### WHAT YOU NEED TO DO:
Write out the line that contains "Give me the", then every following line to the end of the records below, with no other lines and no changes.

### EXCERPTED RECORDS:
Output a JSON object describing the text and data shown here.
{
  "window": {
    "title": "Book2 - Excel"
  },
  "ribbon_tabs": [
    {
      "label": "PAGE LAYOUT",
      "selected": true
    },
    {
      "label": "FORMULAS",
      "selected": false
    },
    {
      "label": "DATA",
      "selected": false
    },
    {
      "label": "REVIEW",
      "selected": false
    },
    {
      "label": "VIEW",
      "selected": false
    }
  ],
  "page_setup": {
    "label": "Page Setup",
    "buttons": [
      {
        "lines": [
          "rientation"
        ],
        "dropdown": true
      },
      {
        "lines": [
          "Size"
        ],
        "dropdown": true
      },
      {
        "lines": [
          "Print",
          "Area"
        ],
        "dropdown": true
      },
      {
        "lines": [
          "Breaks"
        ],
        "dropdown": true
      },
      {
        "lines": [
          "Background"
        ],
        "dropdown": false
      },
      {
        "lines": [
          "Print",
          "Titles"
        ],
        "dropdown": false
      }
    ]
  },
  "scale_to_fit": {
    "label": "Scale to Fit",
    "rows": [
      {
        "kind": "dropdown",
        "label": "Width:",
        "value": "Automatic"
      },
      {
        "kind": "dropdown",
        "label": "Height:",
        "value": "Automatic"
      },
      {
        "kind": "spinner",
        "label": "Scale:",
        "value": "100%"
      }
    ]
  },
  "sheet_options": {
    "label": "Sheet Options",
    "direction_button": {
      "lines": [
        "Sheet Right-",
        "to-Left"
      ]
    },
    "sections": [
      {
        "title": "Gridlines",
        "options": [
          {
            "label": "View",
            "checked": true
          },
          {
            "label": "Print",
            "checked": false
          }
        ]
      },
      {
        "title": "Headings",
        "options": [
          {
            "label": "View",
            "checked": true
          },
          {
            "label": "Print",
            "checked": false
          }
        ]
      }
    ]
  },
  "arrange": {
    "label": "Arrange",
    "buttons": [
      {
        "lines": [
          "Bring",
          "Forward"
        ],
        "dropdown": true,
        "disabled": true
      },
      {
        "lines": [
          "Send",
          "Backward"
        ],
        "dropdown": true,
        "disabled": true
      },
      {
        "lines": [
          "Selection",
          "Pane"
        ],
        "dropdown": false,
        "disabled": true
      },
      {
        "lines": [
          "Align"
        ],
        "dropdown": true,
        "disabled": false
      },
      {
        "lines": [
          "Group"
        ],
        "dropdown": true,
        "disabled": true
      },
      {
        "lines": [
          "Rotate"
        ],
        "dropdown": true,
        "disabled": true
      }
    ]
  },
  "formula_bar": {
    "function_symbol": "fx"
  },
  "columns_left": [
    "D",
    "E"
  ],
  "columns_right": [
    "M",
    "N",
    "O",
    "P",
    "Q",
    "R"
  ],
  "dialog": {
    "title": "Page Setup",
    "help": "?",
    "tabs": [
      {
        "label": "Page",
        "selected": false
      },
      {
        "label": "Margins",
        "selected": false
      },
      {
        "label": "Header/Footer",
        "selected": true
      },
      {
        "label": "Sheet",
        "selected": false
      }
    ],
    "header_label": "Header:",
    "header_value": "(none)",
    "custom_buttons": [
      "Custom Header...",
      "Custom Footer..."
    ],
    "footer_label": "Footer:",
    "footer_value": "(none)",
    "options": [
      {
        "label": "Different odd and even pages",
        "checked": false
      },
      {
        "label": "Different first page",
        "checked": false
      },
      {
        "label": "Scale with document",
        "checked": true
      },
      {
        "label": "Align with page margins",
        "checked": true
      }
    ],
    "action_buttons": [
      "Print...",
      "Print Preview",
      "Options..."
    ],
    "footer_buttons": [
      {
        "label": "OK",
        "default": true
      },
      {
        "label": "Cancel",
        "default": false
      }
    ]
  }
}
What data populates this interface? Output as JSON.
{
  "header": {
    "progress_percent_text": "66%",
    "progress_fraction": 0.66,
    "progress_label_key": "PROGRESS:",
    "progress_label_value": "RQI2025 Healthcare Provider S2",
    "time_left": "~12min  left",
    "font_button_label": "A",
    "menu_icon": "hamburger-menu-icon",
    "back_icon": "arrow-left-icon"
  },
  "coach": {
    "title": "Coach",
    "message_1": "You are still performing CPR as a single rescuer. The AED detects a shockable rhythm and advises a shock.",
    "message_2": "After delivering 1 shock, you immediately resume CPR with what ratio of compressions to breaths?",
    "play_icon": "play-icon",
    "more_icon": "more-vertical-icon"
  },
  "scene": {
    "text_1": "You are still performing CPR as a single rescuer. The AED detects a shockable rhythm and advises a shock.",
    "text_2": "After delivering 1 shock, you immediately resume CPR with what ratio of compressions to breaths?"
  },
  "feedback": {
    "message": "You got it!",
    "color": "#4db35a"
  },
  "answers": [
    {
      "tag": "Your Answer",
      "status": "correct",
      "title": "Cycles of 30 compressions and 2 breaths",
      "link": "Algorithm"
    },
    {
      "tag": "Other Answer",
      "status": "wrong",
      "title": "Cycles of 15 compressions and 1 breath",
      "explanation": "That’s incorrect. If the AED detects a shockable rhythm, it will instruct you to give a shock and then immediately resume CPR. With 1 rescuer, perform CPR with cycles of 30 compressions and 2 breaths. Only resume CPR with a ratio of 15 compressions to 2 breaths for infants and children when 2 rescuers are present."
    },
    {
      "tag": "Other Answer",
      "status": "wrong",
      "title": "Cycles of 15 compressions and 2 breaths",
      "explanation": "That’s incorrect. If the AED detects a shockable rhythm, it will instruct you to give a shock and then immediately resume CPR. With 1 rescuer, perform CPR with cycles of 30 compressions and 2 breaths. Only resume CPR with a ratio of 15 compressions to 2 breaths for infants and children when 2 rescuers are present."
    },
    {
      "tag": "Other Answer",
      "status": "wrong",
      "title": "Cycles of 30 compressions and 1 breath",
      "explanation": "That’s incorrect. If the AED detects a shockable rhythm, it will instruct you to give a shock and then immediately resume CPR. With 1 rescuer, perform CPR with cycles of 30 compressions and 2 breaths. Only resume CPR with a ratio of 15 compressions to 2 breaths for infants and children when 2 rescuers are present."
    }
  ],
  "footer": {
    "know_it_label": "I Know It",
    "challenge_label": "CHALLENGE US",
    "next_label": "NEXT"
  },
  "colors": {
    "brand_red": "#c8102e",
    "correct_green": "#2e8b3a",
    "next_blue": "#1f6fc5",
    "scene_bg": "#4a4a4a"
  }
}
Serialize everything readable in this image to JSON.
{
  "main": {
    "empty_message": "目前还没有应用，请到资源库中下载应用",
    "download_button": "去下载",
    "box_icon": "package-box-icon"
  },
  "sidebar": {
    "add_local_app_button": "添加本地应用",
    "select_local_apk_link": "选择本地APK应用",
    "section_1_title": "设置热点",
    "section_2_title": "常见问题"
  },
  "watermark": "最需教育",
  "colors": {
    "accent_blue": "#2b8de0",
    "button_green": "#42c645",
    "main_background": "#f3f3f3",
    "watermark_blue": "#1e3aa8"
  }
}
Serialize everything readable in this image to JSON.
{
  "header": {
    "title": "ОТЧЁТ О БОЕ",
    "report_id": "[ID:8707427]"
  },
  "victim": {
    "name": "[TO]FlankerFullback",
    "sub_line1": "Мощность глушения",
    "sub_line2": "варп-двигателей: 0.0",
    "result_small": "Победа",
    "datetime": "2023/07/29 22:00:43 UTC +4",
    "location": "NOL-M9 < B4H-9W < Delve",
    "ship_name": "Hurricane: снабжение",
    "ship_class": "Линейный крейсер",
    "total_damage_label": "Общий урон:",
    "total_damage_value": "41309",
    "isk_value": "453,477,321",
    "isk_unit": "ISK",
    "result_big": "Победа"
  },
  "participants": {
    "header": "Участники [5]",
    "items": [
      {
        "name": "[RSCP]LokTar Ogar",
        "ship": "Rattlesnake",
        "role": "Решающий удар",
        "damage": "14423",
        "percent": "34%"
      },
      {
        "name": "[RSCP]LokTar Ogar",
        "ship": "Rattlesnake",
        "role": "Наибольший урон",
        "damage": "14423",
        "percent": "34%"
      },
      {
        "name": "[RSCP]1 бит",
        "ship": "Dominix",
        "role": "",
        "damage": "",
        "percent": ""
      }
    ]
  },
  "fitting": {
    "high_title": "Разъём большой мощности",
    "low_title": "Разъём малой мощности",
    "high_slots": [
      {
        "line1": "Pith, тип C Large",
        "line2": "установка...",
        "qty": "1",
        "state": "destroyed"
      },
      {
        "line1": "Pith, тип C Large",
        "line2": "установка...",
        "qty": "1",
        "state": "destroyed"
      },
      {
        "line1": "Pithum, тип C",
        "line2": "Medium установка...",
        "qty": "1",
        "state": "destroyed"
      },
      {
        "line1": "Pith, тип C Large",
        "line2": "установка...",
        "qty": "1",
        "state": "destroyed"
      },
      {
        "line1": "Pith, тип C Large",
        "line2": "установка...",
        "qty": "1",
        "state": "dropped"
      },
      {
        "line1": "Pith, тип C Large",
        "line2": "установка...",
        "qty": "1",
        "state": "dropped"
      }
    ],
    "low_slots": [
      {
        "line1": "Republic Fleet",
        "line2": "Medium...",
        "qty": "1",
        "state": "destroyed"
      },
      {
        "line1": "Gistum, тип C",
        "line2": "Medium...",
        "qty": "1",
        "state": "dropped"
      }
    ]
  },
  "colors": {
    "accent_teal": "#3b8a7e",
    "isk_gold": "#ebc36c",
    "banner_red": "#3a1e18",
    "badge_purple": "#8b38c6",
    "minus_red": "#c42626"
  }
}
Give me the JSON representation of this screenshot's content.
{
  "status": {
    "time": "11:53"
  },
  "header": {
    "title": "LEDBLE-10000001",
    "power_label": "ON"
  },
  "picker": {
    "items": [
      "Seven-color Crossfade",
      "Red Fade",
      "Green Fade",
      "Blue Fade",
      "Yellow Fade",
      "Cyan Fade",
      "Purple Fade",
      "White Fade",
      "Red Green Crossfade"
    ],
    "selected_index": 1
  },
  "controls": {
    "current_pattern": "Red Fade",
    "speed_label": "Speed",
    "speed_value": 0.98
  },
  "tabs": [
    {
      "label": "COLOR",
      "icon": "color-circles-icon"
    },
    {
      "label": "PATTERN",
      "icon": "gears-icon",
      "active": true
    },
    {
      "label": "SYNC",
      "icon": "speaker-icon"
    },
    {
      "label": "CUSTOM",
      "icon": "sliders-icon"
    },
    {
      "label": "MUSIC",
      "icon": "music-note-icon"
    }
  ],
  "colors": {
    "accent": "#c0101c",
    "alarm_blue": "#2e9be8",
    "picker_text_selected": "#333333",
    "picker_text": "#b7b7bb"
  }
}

### EXERCISE OUTPUT:
Give me the JSON representation of this screenshot's content.
{
  "status": {
    "time": "11:53"
  },
  "header": {
    "title": "LEDBLE-10000001",
    "power_label": "ON"
  },
  "picker": {
    "items": [
      "Seven-color Crossfade",
      "Red Fade",
      "Green Fade",
      "Blue Fade",
      "Yellow Fade",
      "Cyan Fade",
      "Purple Fade",
      "White Fade",
      "Red Green Crossfade"
    ],
    "selected_index": 1
  },
  "controls": {
    "current_pattern": "Red Fade",
    "speed_label": "Speed",
    "speed_value": 0.98
  },
  "tabs": [
    {
      "label": "COLOR",
      "icon": "color-circles-icon"
    },
    {
      "label": "PATTERN",
      "icon": "gears-icon",
      "active": true
    },
    {
      "label": "SYNC",
      "icon": "speaker-icon"
    },
    {
      "label": "CUSTOM",
      "icon": "sliders-icon"
    },
    {
      "label": "MUSIC",
      "icon": "music-note-icon"
    }
  ],
  "colors": {
    "accent": "#c0101c",
    "alarm_blue": "#2e9be8",
    "picker_text_selected": "#333333",
    "picker_text": "#b7b7bb"
  }
}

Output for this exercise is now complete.